Records to use –
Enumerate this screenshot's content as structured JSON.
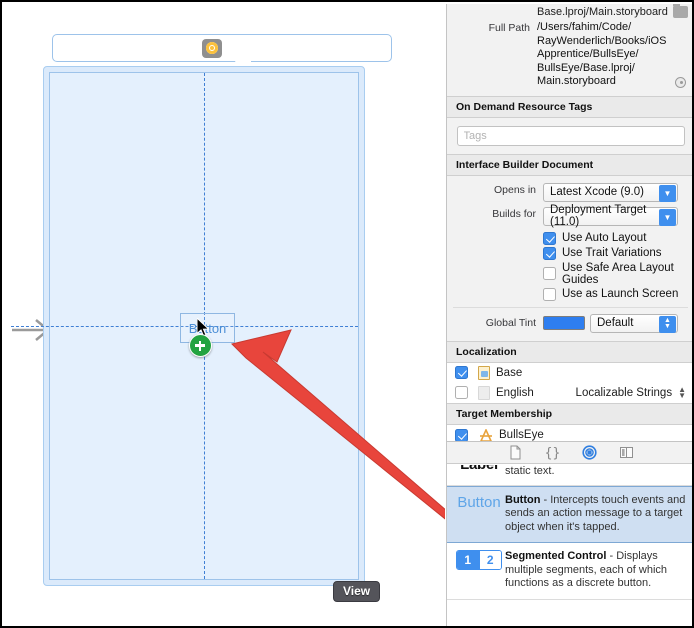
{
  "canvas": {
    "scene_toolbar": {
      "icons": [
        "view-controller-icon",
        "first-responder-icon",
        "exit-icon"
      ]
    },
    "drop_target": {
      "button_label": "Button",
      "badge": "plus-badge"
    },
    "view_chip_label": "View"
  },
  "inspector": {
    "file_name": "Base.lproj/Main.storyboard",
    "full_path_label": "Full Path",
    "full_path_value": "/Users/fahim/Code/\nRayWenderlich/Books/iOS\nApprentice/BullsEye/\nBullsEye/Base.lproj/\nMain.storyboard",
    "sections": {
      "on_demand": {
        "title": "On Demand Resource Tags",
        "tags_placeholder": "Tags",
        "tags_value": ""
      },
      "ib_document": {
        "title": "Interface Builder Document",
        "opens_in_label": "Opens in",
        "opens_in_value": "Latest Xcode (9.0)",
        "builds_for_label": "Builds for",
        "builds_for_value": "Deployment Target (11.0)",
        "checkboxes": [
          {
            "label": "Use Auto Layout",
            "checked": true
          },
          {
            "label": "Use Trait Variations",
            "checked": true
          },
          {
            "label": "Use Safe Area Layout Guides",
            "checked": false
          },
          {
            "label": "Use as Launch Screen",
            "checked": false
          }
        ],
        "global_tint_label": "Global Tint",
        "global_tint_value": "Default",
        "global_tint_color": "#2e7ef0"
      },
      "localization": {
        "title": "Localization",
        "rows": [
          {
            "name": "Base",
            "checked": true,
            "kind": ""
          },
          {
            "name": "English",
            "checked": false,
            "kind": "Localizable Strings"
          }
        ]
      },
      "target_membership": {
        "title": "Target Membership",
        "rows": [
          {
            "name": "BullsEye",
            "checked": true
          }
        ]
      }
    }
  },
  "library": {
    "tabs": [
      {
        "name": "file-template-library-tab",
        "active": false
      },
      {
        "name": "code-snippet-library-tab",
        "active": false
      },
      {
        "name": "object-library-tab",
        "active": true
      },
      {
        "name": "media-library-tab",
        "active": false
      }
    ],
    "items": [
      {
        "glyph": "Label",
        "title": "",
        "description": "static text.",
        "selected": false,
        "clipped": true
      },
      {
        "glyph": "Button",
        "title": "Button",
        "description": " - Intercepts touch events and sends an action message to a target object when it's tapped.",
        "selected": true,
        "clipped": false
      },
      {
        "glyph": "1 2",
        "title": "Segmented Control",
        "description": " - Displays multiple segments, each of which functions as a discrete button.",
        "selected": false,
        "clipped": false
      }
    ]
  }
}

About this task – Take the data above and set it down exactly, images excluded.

Answer to this problem –
Enumerate this screenshot's content as structured JSON.
{
  "canvas": {
    "scene_toolbar": {
      "icons": [
        "view-controller-icon",
        "first-responder-icon",
        "exit-icon"
      ]
    },
    "drop_target": {
      "button_label": "Button",
      "badge": "plus-badge"
    },
    "view_chip_label": "View"
  },
  "inspector": {
    "file_name": "Base.lproj/Main.storyboard",
    "full_path_label": "Full Path",
    "full_path_value": "/Users/fahim/Code/\nRayWenderlich/Books/iOS\nApprentice/BullsEye/\nBullsEye/Base.lproj/\nMain.storyboard",
    "sections": {
      "on_demand": {
        "title": "On Demand Resource Tags",
        "tags_placeholder": "Tags",
        "tags_value": ""
      },
      "ib_document": {
        "title": "Interface Builder Document",
        "opens_in_label": "Opens in",
        "opens_in_value": "Latest Xcode (9.0)",
        "builds_for_label": "Builds for",
        "builds_for_value": "Deployment Target (11.0)",
        "checkboxes": [
          {
            "label": "Use Auto Layout",
            "checked": true
          },
          {
            "label": "Use Trait Variations",
            "checked": true
          },
          {
            "label": "Use Safe Area Layout Guides",
            "checked": false
          },
          {
            "label": "Use as Launch Screen",
            "checked": false
          }
        ],
        "global_tint_label": "Global Tint",
        "global_tint_value": "Default",
        "global_tint_color": "#2e7ef0"
      },
      "localization": {
        "title": "Localization",
        "rows": [
          {
            "name": "Base",
            "checked": true,
            "kind": ""
          },
          {
            "name": "English",
            "checked": false,
            "kind": "Localizable Strings"
          }
        ]
      },
      "target_membership": {
        "title": "Target Membership",
        "rows": [
          {
            "name": "BullsEye",
            "checked": true
          }
        ]
      }
    }
  },
  "library": {
    "tabs": [
      {
        "name": "file-template-library-tab",
        "active": false
      },
      {
        "name": "code-snippet-library-tab",
        "active": false
      },
      {
        "name": "object-library-tab",
        "active": true
      },
      {
        "name": "media-library-tab",
        "active": false
      }
    ],
    "items": [
      {
        "glyph": "Label",
        "title": "",
        "description": "static text.",
        "selected": false,
        "clipped": true
      },
      {
        "glyph": "Button",
        "title": "Button",
        "description": " - Intercepts touch events and sends an action message to a target object when it's tapped.",
        "selected": true,
        "clipped": false
      },
      {
        "glyph": "1 2",
        "title": "Segmented Control",
        "description": " - Displays multiple segments, each of which functions as a discrete button.",
        "selected": false,
        "clipped": false
      }
    ]
  }
}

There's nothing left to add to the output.